The release and establishment of two biological control agents of horehound (Marrubium vulgare L.) in south-eastern Australia
Emma Wills, Keith Turnbull Research Institute, Department of Natural Resources and Environment, CRC of Weed Management Systems, PO Box 48, Frankston, Victoria 3199, Australia.
In 1991 a survey of the native range of horehound, Marrubium vulgare L. in Europe was conducted to identify potential biological control agents for Australia. Four insects were chosen for closer investigation; a plume moth, Wheeleria spilodactylus (Curtis), a skipper butterfly, Carcharodus boeticus Rambur, a clearwing moth, Chamaesphecia mysiniformis (Boisduval) and a seed beetle, Meligethes rotroui Easton. Host specificity testing of W. spilodactylus began in 1991 at Keith Turnbull Research Institute in Frankston, Victoria and in 1993 it was approved for release.
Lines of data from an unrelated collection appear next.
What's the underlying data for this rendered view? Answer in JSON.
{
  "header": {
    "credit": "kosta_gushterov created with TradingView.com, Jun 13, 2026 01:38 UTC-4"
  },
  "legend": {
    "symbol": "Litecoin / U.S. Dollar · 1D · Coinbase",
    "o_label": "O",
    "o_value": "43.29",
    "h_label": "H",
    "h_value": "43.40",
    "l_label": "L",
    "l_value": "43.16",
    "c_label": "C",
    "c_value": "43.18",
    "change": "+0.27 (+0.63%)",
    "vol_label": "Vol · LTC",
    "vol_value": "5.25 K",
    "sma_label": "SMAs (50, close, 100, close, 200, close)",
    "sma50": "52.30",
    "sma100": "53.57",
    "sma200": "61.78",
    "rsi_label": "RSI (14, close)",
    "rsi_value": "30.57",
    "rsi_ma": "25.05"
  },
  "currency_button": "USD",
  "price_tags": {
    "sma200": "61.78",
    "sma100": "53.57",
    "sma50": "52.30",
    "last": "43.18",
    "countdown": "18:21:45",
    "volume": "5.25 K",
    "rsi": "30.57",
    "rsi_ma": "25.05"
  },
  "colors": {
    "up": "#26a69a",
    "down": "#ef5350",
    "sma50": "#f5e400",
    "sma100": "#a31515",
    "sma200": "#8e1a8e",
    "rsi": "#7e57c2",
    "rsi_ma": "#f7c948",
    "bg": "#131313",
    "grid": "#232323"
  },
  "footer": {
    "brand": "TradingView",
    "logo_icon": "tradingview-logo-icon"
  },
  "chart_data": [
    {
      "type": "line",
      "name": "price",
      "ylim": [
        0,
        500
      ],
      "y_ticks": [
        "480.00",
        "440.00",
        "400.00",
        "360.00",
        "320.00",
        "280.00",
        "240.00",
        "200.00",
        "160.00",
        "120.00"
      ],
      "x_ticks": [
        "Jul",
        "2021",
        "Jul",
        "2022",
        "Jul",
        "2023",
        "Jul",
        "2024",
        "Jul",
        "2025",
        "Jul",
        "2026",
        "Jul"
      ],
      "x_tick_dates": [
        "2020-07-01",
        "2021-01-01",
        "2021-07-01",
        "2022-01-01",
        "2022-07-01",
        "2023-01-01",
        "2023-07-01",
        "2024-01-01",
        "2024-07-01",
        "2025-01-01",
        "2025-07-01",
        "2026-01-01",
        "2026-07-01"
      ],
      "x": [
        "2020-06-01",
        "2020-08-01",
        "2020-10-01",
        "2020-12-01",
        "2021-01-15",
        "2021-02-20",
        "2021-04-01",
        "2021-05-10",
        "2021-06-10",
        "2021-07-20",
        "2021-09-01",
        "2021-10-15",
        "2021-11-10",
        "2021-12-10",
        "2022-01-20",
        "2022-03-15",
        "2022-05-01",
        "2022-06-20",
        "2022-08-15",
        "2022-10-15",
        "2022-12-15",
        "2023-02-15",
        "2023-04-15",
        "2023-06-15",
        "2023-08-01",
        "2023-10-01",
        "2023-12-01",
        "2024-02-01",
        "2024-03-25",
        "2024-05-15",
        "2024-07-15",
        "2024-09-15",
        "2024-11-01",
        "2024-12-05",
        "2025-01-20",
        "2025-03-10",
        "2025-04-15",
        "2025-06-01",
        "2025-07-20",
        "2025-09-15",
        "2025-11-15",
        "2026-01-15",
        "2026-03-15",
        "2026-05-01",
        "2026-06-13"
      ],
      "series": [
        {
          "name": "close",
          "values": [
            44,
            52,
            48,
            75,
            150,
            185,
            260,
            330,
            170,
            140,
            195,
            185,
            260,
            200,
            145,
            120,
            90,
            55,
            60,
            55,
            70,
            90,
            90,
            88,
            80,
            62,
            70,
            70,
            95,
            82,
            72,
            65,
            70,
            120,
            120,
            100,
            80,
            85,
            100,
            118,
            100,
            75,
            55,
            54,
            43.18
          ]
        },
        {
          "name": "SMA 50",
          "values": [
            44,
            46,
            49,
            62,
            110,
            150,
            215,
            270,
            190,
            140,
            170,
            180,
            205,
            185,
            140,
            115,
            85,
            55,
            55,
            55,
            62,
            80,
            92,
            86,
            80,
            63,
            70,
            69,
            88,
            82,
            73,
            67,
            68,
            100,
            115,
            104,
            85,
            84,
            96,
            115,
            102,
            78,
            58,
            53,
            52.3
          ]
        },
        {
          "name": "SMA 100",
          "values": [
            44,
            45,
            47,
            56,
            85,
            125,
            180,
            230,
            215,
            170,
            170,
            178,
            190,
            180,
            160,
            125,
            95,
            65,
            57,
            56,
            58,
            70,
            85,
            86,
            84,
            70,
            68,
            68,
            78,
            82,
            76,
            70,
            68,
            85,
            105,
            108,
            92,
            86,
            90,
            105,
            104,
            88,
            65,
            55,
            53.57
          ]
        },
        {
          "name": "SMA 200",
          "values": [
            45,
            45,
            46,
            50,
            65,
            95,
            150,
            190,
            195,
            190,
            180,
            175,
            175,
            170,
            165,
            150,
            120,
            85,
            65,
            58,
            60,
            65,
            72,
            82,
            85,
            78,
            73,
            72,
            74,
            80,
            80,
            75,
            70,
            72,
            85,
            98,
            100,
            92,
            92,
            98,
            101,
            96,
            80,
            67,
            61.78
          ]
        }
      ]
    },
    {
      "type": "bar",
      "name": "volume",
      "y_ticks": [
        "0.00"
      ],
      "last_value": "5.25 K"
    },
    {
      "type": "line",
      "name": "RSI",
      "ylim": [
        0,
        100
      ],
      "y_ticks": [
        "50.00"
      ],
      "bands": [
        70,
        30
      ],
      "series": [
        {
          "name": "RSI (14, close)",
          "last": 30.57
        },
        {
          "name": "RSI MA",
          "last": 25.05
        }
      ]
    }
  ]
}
In 1994 host specificity of C. mysiniformis was performed in France and approval for release was gained in 1996. Initial attempts to begin host specificity testing for C. boeticus and M. rotroui failed, and future attempts have been halted. In the spring of 1998 a redistribution program for W. spilodactylus was initiated. A total of 32 release sites in Victoria, New South Wales, South Australia and Tasmania were visited to determine establishment of W. spilodactylus and the potential for redistribution of insects from the sites. At 90% of the sites visited the biological control agent had established and of those, 41% were at a stage that the collection and redistribution of W. spilodactylus to new sites was possible.
Plant Protection Quarterly (2000) 15 (1) 26-28.